Reading

South Carolina Freedpeople Demand Education

In November 1865, a convention of freedmen met in Charleston, South Carolina to demand new rights for African Americans. Foremost among their demands was education for their children. The resolution here was issued by the convention. This is Handout 3.5 (p. 46) from The Reconstruction Era and the Fragility of Democracy


Whereas, “Knowledge is power,” and an educated and intelligent people can neither be held in, nor reduced to slavery; Therefore [be it] Resolved, That we will insist upon the establishment of good schools for the thorough education of our children throughout the State; that, to this end, we will contribute freely and liberally of our means, and will earnestly and persistently urge forward every measure calculated to elevate us to the rank of a wise, enlightened and Christian people. Resolved, That we solemnly urge the parents and guardians of the young and rising generation, by the sad recollection of our forced ignorance and degradation in the past, and by the bright and inspiring hopes of the future, to see that schools are at once established in every neighborhood; and when so established, to see to it that every child of proper age, is kept in regular attendance upon the same.1

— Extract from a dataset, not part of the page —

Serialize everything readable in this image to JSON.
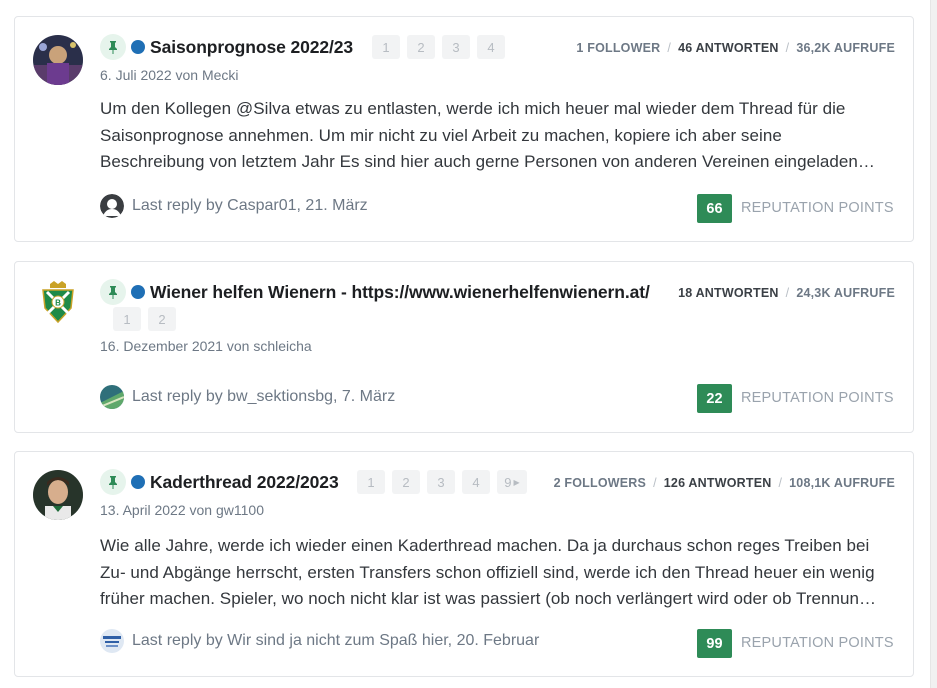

  1. Citations

Related Content

Reading
Race in US History

Taking Down the Confederate Flag

Learn about the recent debate over the Confederate flag in South Carolina following the murders at the Emanuel African Methodist Episcopal Church in Charleston in 2015.

Video
Race in US History
The Reconstruction Era

Introduction: A Contested History

Scholars discuss how and why the history of Reconstruction is so contested.

Reading
Race in US History

Freedmen's Bureau Agent Reports on Progress in Education

This is an excerpt from a January 1866 Freedmen’s Bureau report on the "wonderful state" of education for freedpeople in the South, written by Freedmen’s Bureau inspector John W. Alvord.

Lesson
Race in US History

Defining Freedom

Students examine how freed people in the United States sought to define freedom after Emancipation.

Search Our Global Collection

Everything you need to get started teaching your students about racism, antisemitism and prejudice.